change of colours

First two scenes-black and white, inspired the idea from Nolan’s Momento, the use of black and white scenes and coloured scenes shows the whether he is telling the story backwards or just following the timeline.

Here, I used black and white for the mother crying scene and the backwards scene of the earthquake, showing that it was different from what the audience sees, giving them a hint that I am playing backwards, hence emphasise the idea of “if we could go back in time”, go back to when the earthquake has not happened yet, and that’s why the destroyed buildings go back to their positions. In addition, the black and white colour also imply that these are the horrible results of the earthquake, hence creating a sad feeling.

Also, for the memory part, the contrast and brightness and saturation of the three scenes change from high to low, therefore acting like a foreshadow to tell the audience that something unhappy is going to happen. It also differs from the black and white scenes, hence creates a contrast, showing that it is different from those scenes, which is, the normal sequence.

These scenes also follows the time line as the girl grows up.

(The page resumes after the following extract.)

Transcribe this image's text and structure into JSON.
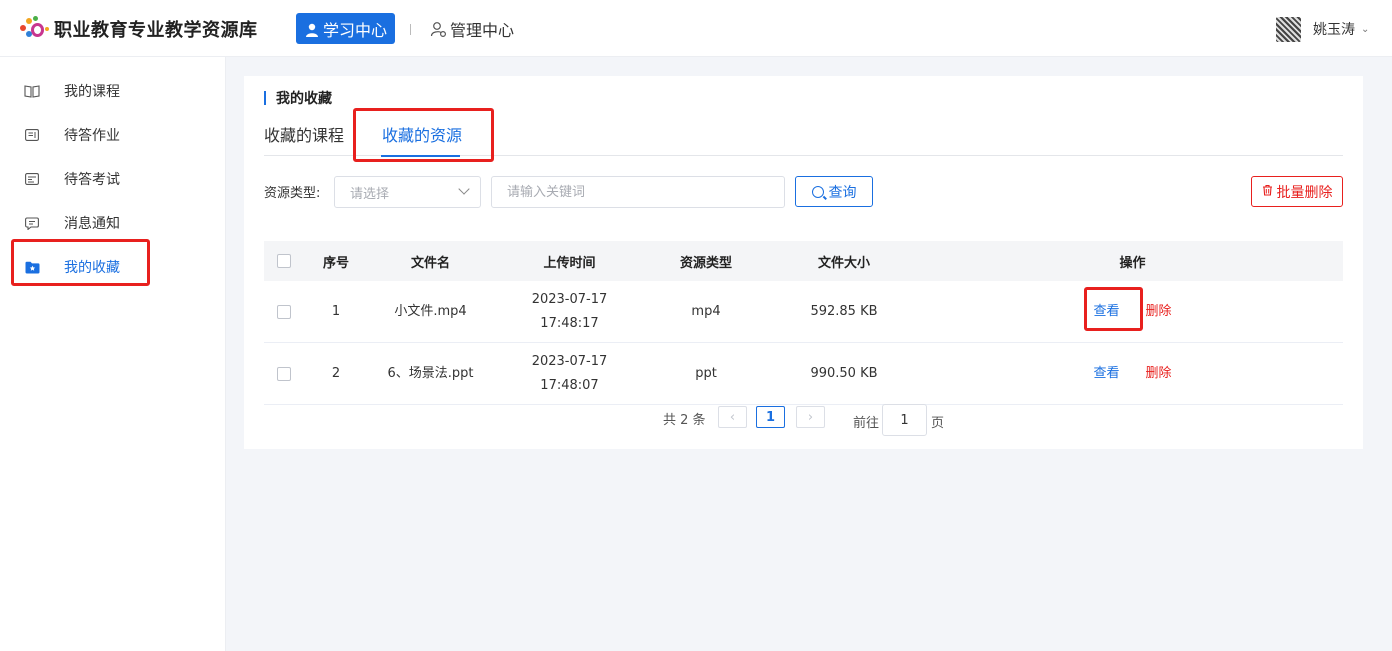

these are not actual flash back, this is what could have been happen to the mother if there is no earthquake. That’s why I used grain textures on these.

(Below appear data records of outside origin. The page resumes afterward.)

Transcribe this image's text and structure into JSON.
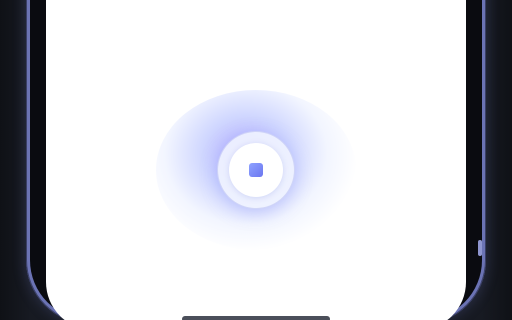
{
  "app": {
    "title": ""
  },
  "recorder": {
    "state": "recording",
    "control_icon": "stop-icon",
    "accent_color": "#7580f5",
    "glow_color": "#7a6eff"
  },
  "device": {
    "frame_color": "#6b73b4",
    "screen_color": "#ffffff"
  }
}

Slow motion

At the ending part, I used the slow motion to emphasise the sad feeling of the mother.

Idea of looping:

I used 3 photos at the beginning to show a very clear and direct result of the earthquake, bring my audience to the end of the clip immediately.

The sequence of the clip was:

-from the result(photos) after the earthquake

-mother crying for her daughter immediately after the earthquake

-the actual earthquake(played backwards)-this also implies the audience that now they are going back in time to see what would happen to the mother if the earthquake never happened.


what could life be to her without the earthquake (chronological manner)

-she might have two children

-she might take her daughter to the park

-she might send her to school

————————–WHAT REALLY HAPPENED——————————

-the earthquake (normal order, in colour and with sound, showing that it really happened)

-the mother crying-looping back to the initial scene, which is also black and white, here the purpose is not limited to emphasise the sad feeling but also responses to the initial scene, creating a looping feeling.